**TASK DETAILS:**
Write out each line of the entries below that holds the word "Jessica".

**RECORDS FOR THIS EXERCISE:**

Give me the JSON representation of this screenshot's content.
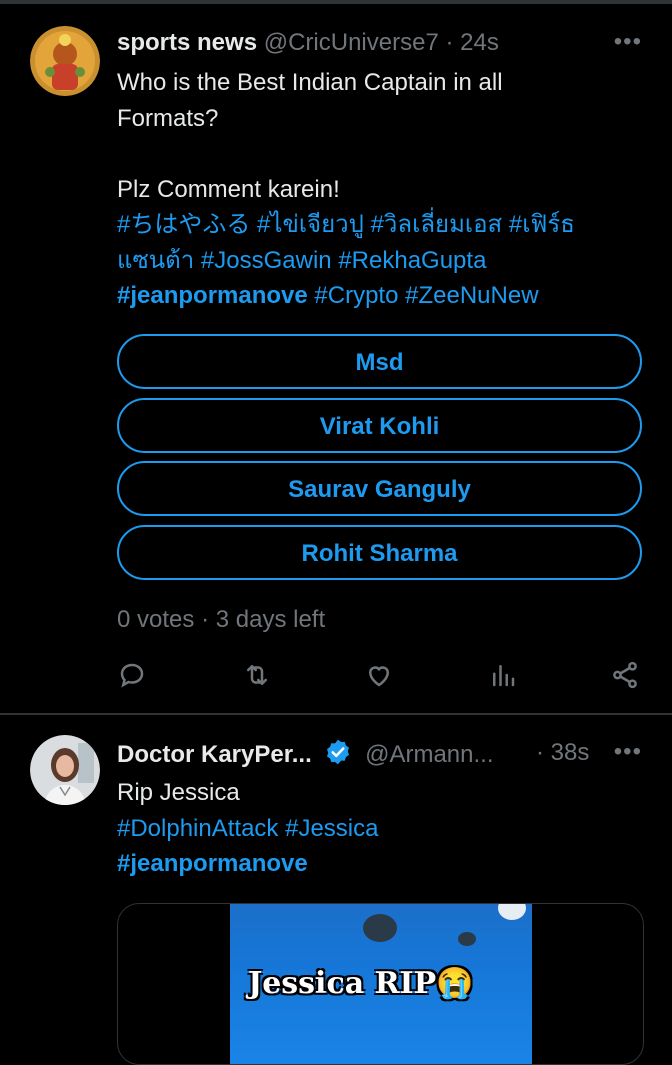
{
  "colors": {
    "accent": "#1d9bf0",
    "muted": "#71767b",
    "text": "#e7e9ea",
    "background": "#000000"
  },
  "tweet1": {
    "display_name": "sports news",
    "handle": "@CricUniverse7",
    "separator": "·",
    "time": "24s",
    "more_icon": "more-horizontal-icon",
    "text_line1": "Who is the Best Indian Captain in all",
    "text_line2": "Formats?",
    "text_line3": "Plz Comment karein!",
    "hashtags": {
      "h1": "#ちはやふる",
      "h2": "#ไข่เจียวปู",
      "h3": "#วิลเลี่ยมเอส",
      "h4": "#เฟิร์ธ",
      "h4b": "แซนต้า",
      "h5": "#JossGawin",
      "h6": "#RekhaGupta",
      "h7": "#jeanpormanove",
      "h8": "#Crypto",
      "h9": "#ZeeNuNew"
    },
    "poll_options": [
      "Msd",
      "Virat Kohli",
      "Saurav Ganguly",
      "Rohit Sharma"
    ],
    "votes": "0 votes",
    "dot": "·",
    "time_left": "3 days left",
    "actions": [
      "reply-icon",
      "retweet-icon",
      "like-icon",
      "views-icon",
      "share-icon"
    ]
  },
  "tweet2": {
    "display_name": "Doctor KaryPer...",
    "handle": "@Armann...",
    "time": "· 38s",
    "more_icon": "more-horizontal-icon",
    "text_line1": "Rip Jessica",
    "tag1": "#DolphinAttack",
    "tag2": "#Jessica",
    "tag3": "#jeanpormanove",
    "media_caption": "Jessica RIP😭",
    "verified_icon": "verified-badge-icon"
  }
}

**YOUR SOLUTION:**
    "text_line1": "Rip Jessica",
    "tag2": "#Jessica",
    "media_caption": "Jessica RIP😭",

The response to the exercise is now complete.